Dr. Koop was appointed Deputy Assistant Secretary for Health, U.S. Public Health Service (PHS) in March 1981 and was sworn in as the U.S. Surgeon General on November 17, 1981. He was also appointed Director of the Office of International Health in May 1982. As Surgeon General, Dr. Koop oversaw the activities of the 6,000 member PHS Commissioned Corps and advised the public on a variety of health matters: smoking and health, diet and nutrition, environmental health hazards, and the importance of immunization and disease prevention. He also became the government's chief spokesman on AIDS. He resigned as Surgeon General on October 1, 1989 and continues to be a force for public health and health education through his writings, electronic media, public appearances, personal contacts, and as Senior Scholar of the C. Everett Koop Institute at Dartmouth.
Dr. Koop was awarded the Denis Brown Gold Medal by the British Association of Paediatric Surgeons; the William E. Ladd Gold Medal of the American Academy of Pediatrics in recognition of outstanding contributions to the field of pediatric surgery; the Order of the Duarte, Sanchez, and Mella (the highest award of the Dominican Republic) for his achievement in separating the conjoined Dominican twins; and a number of other awards from civic, religious, medical and philanthropic organizations. He was awarded the Medal of the Legion of Honor by the government of France in 1980, was inducted into the Royal College of Surgeons of England in 1982 as well as the Royal College of Physicians and Surgeons of Glasgow in 1987. In May 1983, Dr. Koop was awarded the Public Health Service Distinguished Service Medal in recognition of his extraordinary leadership of the U.S. Public Health Service. After his retirement, he was presented with the Surgeon General's Exemplary Service Medal and the Surgeon General's Medallion. In September of 1995, President Clinton presented him with the Presidential Medal of Freedom, the nation's highest civilian award.

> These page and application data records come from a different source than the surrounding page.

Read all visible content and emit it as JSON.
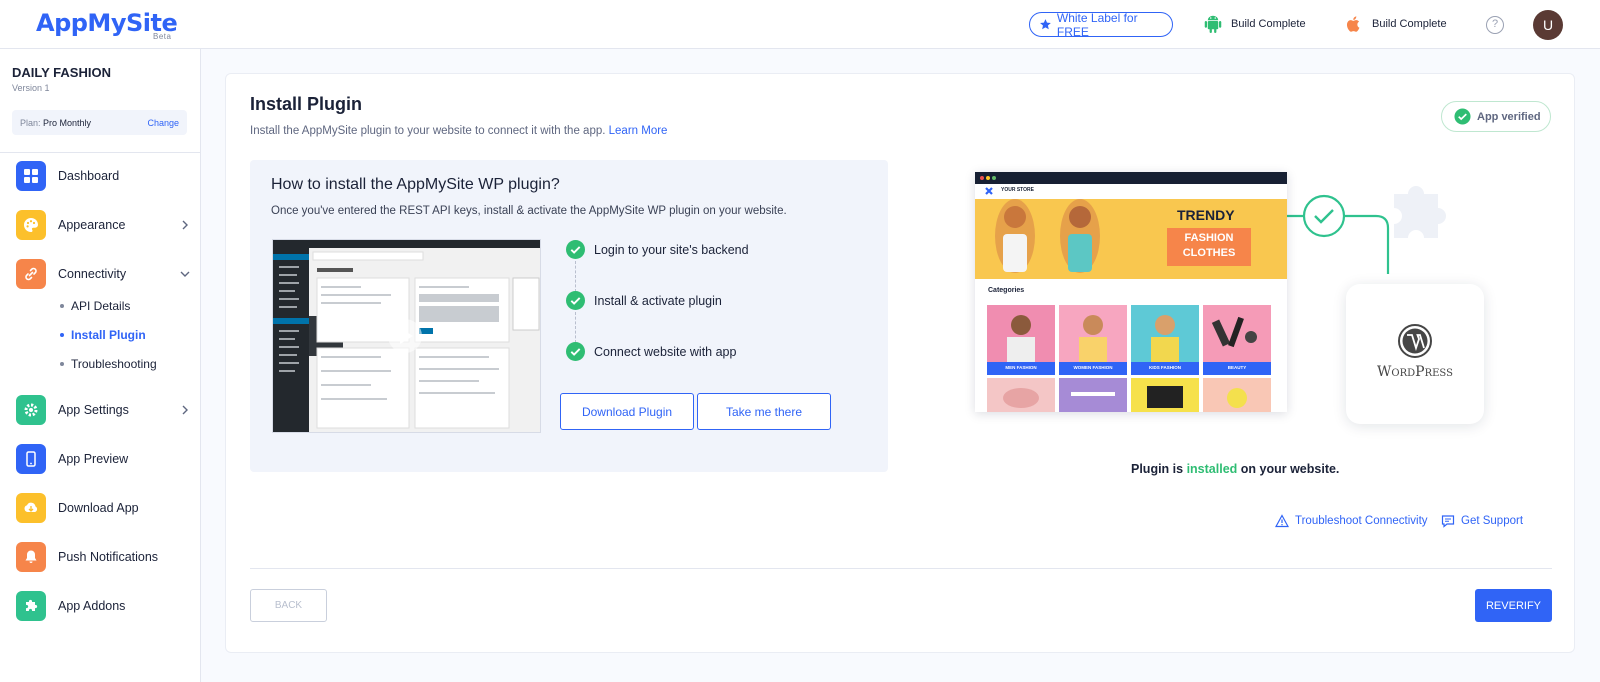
{
  "header": {
    "logo": "AppMySite",
    "logo_badge": "Beta",
    "white_label": "White Label for FREE",
    "android_status": "Build Complete",
    "ios_status": "Build Complete",
    "help_icon": "question-icon",
    "avatar_initial": "U"
  },
  "sidebar": {
    "app_name": "DAILY FASHION",
    "version": "Version 1",
    "plan_key": "Plan:",
    "plan_value": "Pro Monthly",
    "change_label": "Change",
    "items": [
      {
        "label": "Dashboard",
        "icon": "dashboard-icon",
        "color": "#3064f6"
      },
      {
        "label": "Appearance",
        "icon": "palette-icon",
        "color": "#fcc02b"
      },
      {
        "label": "Connectivity",
        "icon": "link-icon",
        "color": "#f6854a"
      },
      {
        "label": "App Settings",
        "icon": "gear-icon",
        "color": "#2fc28e"
      },
      {
        "label": "App Preview",
        "icon": "phone-icon",
        "color": "#3064f6"
      },
      {
        "label": "Download App",
        "icon": "cloud-download-icon",
        "color": "#fcc02b"
      },
      {
        "label": "Push Notifications",
        "icon": "bell-icon",
        "color": "#f6854a"
      },
      {
        "label": "App Addons",
        "icon": "puzzle-icon",
        "color": "#2fc28e"
      }
    ],
    "sub_items": [
      "API Details",
      "Install Plugin",
      "Troubleshooting"
    ]
  },
  "main": {
    "title": "Install Plugin",
    "subtitle": "Install the AppMySite plugin to your website to connect it with the app.",
    "learn_more": "Learn More",
    "verified_label": "App verified",
    "how_title": "How to install the AppMySite WP plugin?",
    "how_desc": "Once you've entered the REST API keys, install & activate the AppMySite WP plugin on your website.",
    "steps": [
      "Login to your site's backend",
      "Install & activate plugin",
      "Connect website with app"
    ],
    "download_btn": "Download Plugin",
    "take_me_btn": "Take me there",
    "store": {
      "brand": "YOUR STORE",
      "banner_word": "TRENDY",
      "banner_tag_1": "FASHION",
      "banner_tag_2": "CLOTHES",
      "categories_title": "Categories",
      "categories": [
        "MEN FASHION",
        "WOMEN FASHION",
        "KIDS FASHION",
        "BEAUTY"
      ]
    },
    "wp_label": "WordPress",
    "status_prefix": "Plugin is",
    "status_highlight": "installed",
    "status_suffix": "on your website.",
    "troubleshoot_link": "Troubleshoot Connectivity",
    "support_link": "Get Support",
    "back_btn": "BACK",
    "reverify_btn": "REVERIFY"
  },
  "colors": {
    "accent": "#3064f6",
    "success": "#2fbd73",
    "banner": "#f9c74f",
    "tag": "#f6854a"
  }
}
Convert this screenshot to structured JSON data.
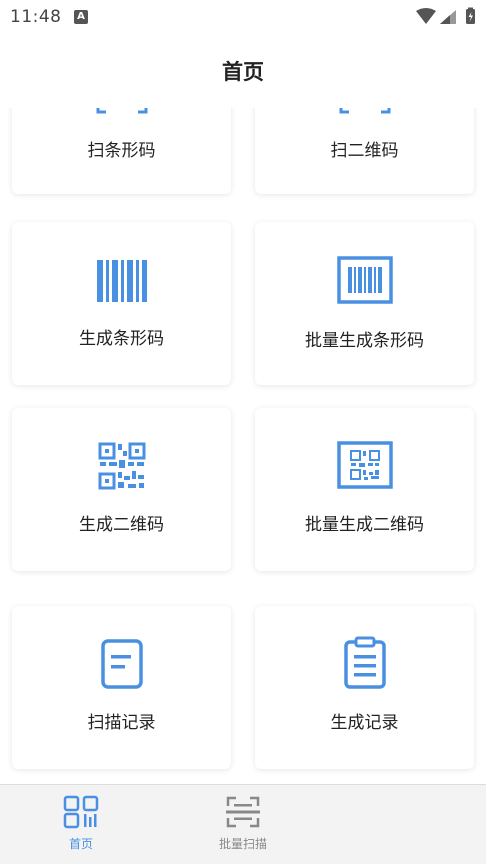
{
  "status_bar": {
    "time": "11:48",
    "indicator": "A"
  },
  "header": {
    "title": "首页"
  },
  "cards": [
    {
      "label": "扫条形码",
      "icon": "scan-frame-icon"
    },
    {
      "label": "扫二维码",
      "icon": "scan-frame-icon"
    },
    {
      "label": "生成条形码",
      "icon": "barcode-icon"
    },
    {
      "label": "批量生成条形码",
      "icon": "framed-barcode-icon"
    },
    {
      "label": "生成二维码",
      "icon": "qrcode-icon"
    },
    {
      "label": "批量生成二维码",
      "icon": "framed-qrcode-icon"
    },
    {
      "label": "扫描记录",
      "icon": "document-icon"
    },
    {
      "label": "生成记录",
      "icon": "clipboard-icon"
    }
  ],
  "tab_bar": {
    "tabs": [
      {
        "label": "首页",
        "active": true
      },
      {
        "label": "批量扫描",
        "active": false
      }
    ]
  },
  "colors": {
    "accent": "#4a90e2",
    "inactive": "#888888"
  }
}
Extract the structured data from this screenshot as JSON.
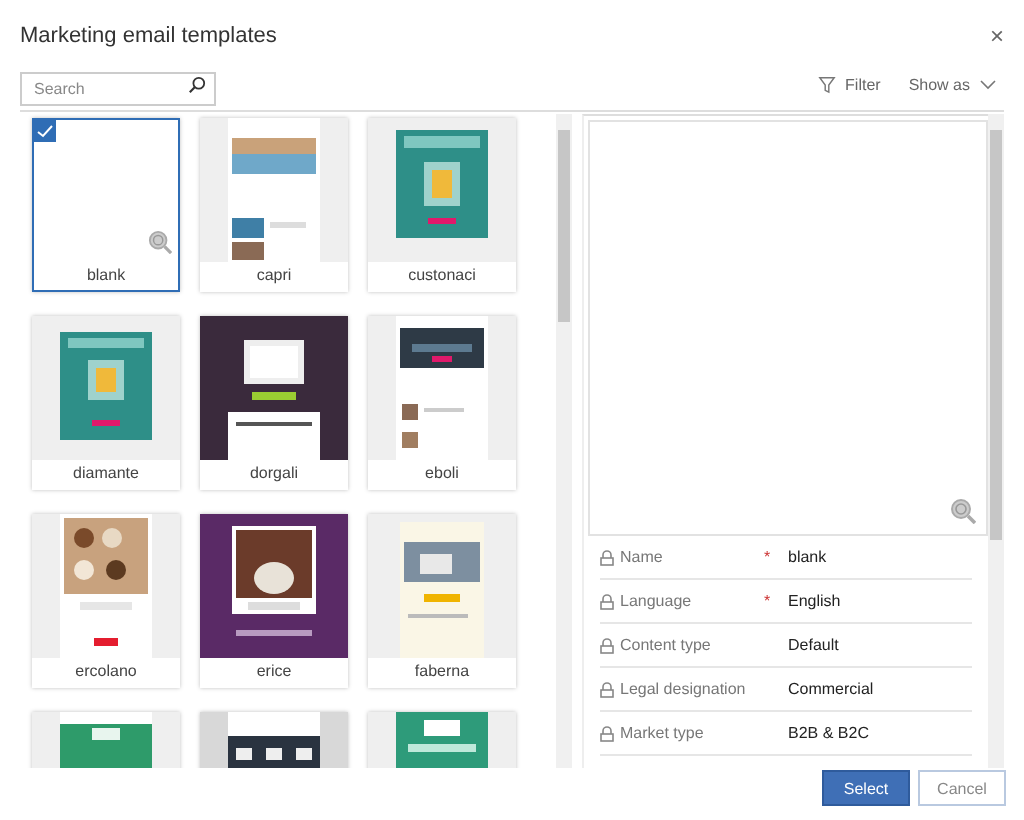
{
  "window": {
    "title": "Marketing email templates",
    "close": "×"
  },
  "search": {
    "placeholder": "Search"
  },
  "toolbar": {
    "filter": "Filter",
    "show_as": "Show as"
  },
  "templates": [
    {
      "name": "blank",
      "kind": "blank",
      "selected": true
    },
    {
      "name": "capri",
      "kind": "picture",
      "selected": false
    },
    {
      "name": "custonaci",
      "kind": "picture",
      "selected": false
    },
    {
      "name": "diamante",
      "kind": "picture",
      "selected": false
    },
    {
      "name": "dorgali",
      "kind": "picture",
      "selected": false
    },
    {
      "name": "eboli",
      "kind": "picture",
      "selected": false
    },
    {
      "name": "ercolano",
      "kind": "picture",
      "selected": false
    },
    {
      "name": "erice",
      "kind": "picture",
      "selected": false
    },
    {
      "name": "faberna",
      "kind": "picture",
      "selected": false
    },
    {
      "kind": "picture",
      "selected": false
    },
    {
      "kind": "picture",
      "selected": false
    },
    {
      "kind": "picture",
      "selected": false
    }
  ],
  "properties": [
    {
      "label": "Name",
      "required_mark": "*",
      "value": "blank"
    },
    {
      "label": "Language",
      "required_mark": "*",
      "value": "English"
    },
    {
      "label": "Content type",
      "value": "Default"
    },
    {
      "label": "Legal designation",
      "value": "Commercial"
    },
    {
      "label": "Market type",
      "value": "B2B & B2C"
    }
  ],
  "buttons": [
    {
      "label": "Select",
      "kind": "primary"
    },
    {
      "label": "Cancel",
      "kind": "secondary"
    }
  ]
}
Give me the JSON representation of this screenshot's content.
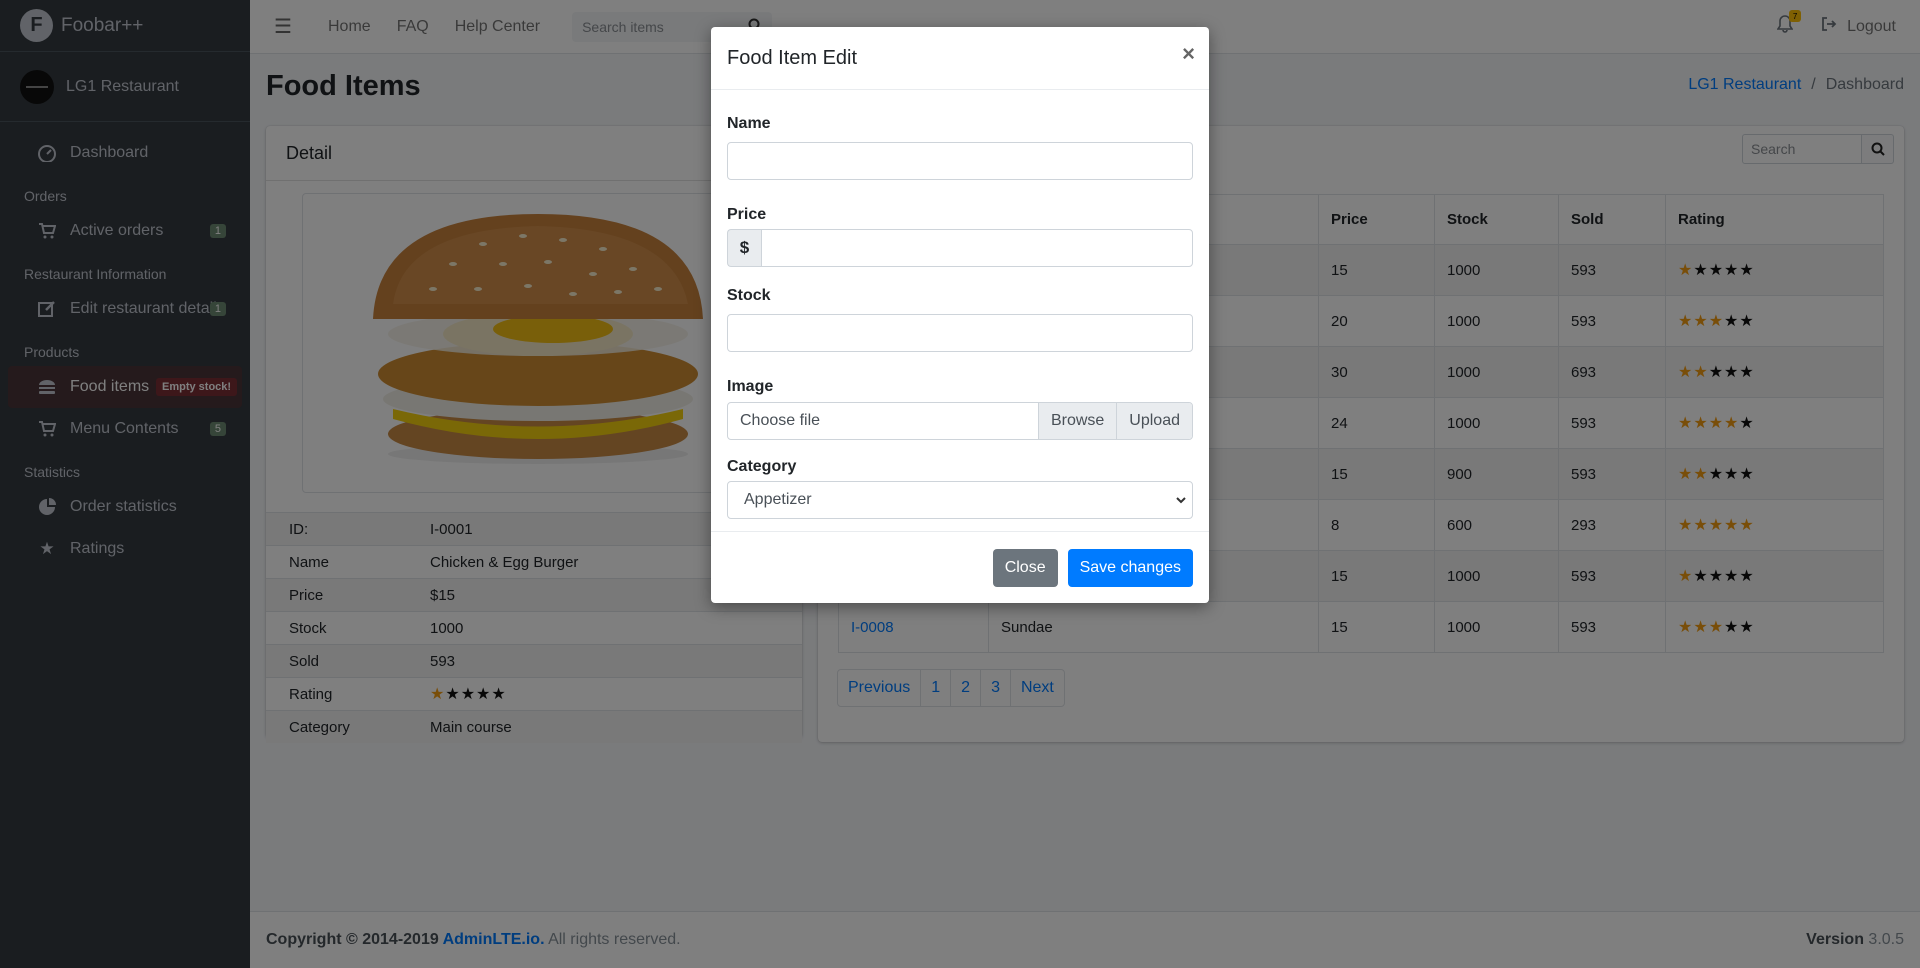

Dr. Koop is a member of the American Surgical Association, the Society of University Surgeons, the American Pediatric Surgical Association, the National Academy of Sciences, the Institute of Medicine, the American Philosophical Society, and a number of other professional societies in the U.S. and abroad. He is a Fellow of the American College of Surgeons and the American Academy of Pediatrics, the Society of Behavioral Medicine, and a member of the American College of Preventive Medicine. Dr. Koop is Chairman of the Board of Trustees of the National Museum of Health and Medicine Foundation, Chairman of the National SAFE KIDS Campaign, Honorary Chairman of The Health Project, a Director of the Biopure Corporation and Chairman of its Scientific Advisory Board. He is on the Board of Directors of the National HealthNetwork, the Foundation for Biomedical Research, A.D.A.M. Software, Inc., and is an advisor to Neurocrine Biosciences, Inc. and International Aid Inc. He serves as an international advisor to AIDS Care Education and Training (United Kingdom) and is a member of the National Advisory Boards of the International Health and Medical Film Festival, Inc., and the Texas Heart Institute.
He has written more than 200 articles and books on the practice of medicine and surgery, biomedical ethics, and health policy. In 1991 he was given an Emmy Award in the News and Documentary category for C. Everett Koop, M.D., a five part series on health care reform. Two of the shows in this series were awarded Freddies in 1992: Best Film in the Category of Aging for Forever Young and Best Film in the Category of Family Dynamics for Listening to Teenagers.